Dose-response characteristics of low- and intermediate-risk prostate cancer treated with external beam radiotherapy.Int J Radiat Oncol Biol Phys. 2005 Mar 15; 61(4):993-1002.IJ
In this era of dose escalation, the benefit of higher radiation doses for low-risk prostate cancer remains controversial. For intermediate-risk patients, the data suggest a benefit from higher doses. However, the quantitative characterization of the benefit for these patients is scarce. We investigated the radiation dose-response relation of tumor control probability in low-risk and intermediate-risk prostate cancer patients treated with radiotherapy alone. We also investigated the differences in the dose-response characteristics using the American Society for Therapeutic Radiology and Oncology (ASTRO) definition vs. an alternative biochemical failure definition.
METHODS AND MATERIALS
This study included 235 low-risk and 387 intermediate-risk prostate cancer patients treated with external beam radiotherapy without hormonal treatment between 1987 and 1998. The low-risk patients had 1992 American Joint Committee on Cancer Stage T2a or less disease as determined by digital rectal examination, prostate-specific antigen (PSA) levels of < or =10 ng/mL, and biopsy Gleason scores of < or =6. The intermediate-risk patients had one or more of the following: Stage T2b-c, PSA level of < or =20 ng/mL but >10 ng/mL, and/or Gleason score of 7, without any of the following high-risk features: Stage T3 or greater, PSA >20 ng/mL, or Gleason score > or =8. The logistic models were fitted to the data at varying points after treatment, and the dose-response parameters were estimated. We used two biochemical failure definitions. The ASTRO PSA failure was defined as three consecutive PSA rises, with the time to failure backdated to the mid-point between the nadir and the first rise. The second biochemical failure definition used was a PSA rise of > or =2 ng/mL above the current PSA nadir (CN + 2). The failure date was defined as the time at which the event occurred. Local, nodal, and distant relapses and the use of salvage hormonal therapy were also failures.
On the basis of the ASTRO definition, at 5 years after radiotherapy, the dose required for 50% tumor control (TCD(50)) for low-risk patients was 57.3 Gy (95% confidence interval [CI], 47.6-67.0). The gamma50 was 1.4 (95% CI, -0.1 to 2.9) around 57 Gy. A statistically significant dose-response relation was found using the ASTRO definition. However, no dose-response relation was noted using the CN + 2 definition for these low-risk patients.
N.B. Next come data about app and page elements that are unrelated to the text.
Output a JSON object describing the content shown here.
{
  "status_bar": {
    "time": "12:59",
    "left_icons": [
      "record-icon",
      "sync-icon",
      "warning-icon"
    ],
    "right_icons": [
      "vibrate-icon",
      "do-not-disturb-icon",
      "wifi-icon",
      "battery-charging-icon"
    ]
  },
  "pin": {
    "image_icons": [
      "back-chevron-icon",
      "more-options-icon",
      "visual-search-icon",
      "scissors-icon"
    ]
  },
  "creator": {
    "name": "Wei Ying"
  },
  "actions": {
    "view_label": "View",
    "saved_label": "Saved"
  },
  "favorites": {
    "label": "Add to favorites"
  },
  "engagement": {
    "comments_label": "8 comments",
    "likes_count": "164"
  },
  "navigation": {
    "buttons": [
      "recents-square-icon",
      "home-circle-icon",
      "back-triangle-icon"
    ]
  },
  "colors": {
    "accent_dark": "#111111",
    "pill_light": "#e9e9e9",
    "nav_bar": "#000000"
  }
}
For the intermediate-risk patients, using the ASTRO definition, the TCD(50) was 67.5 Gy (95% CI, 65.5-69.5) Gy and the gamma50 was 2.2 (95% CI, 1.1-3.2) around TCD(50). Using the CN + 2 definition, the TCD(50) was 57.8 Gy (95% CI, 49.8-65.9) and the gamma50 was 1.4 (95% CI, 0.2-2.5). Recursive partitioning analysis identified two subgroups within the low-risk group, as well as the intermediate-risk group: PSA level <7.5 vs. > or =7.5 ng/mL. Most of the benefit from the higher doses for the low- and intermediate-risk group was derived from the patients with the higher PSA values. For the low-risk group, the dose-response curves essentially plateaued at 78 Gy.
A dose-response relation was found using the ASTRO definition for low-risk prostate cancer. However, we found only marginal or no dose-response relation when the CN + 2 definition was used. Most of the benefit from the higher doses derived from low-risk patients with higher PSA levels. In all cases, little projected gain appears to exist at doses >78 Gy for these patients. A dose-response relation was noted for the intermediate-risk patients using either the CN + 2 or ASTRO definition. Most of the benefit from the higher doses also derived from the intermediate-risk patients with higher PSA levels. Some room for improvement appears to exist with additional dose increases in this group.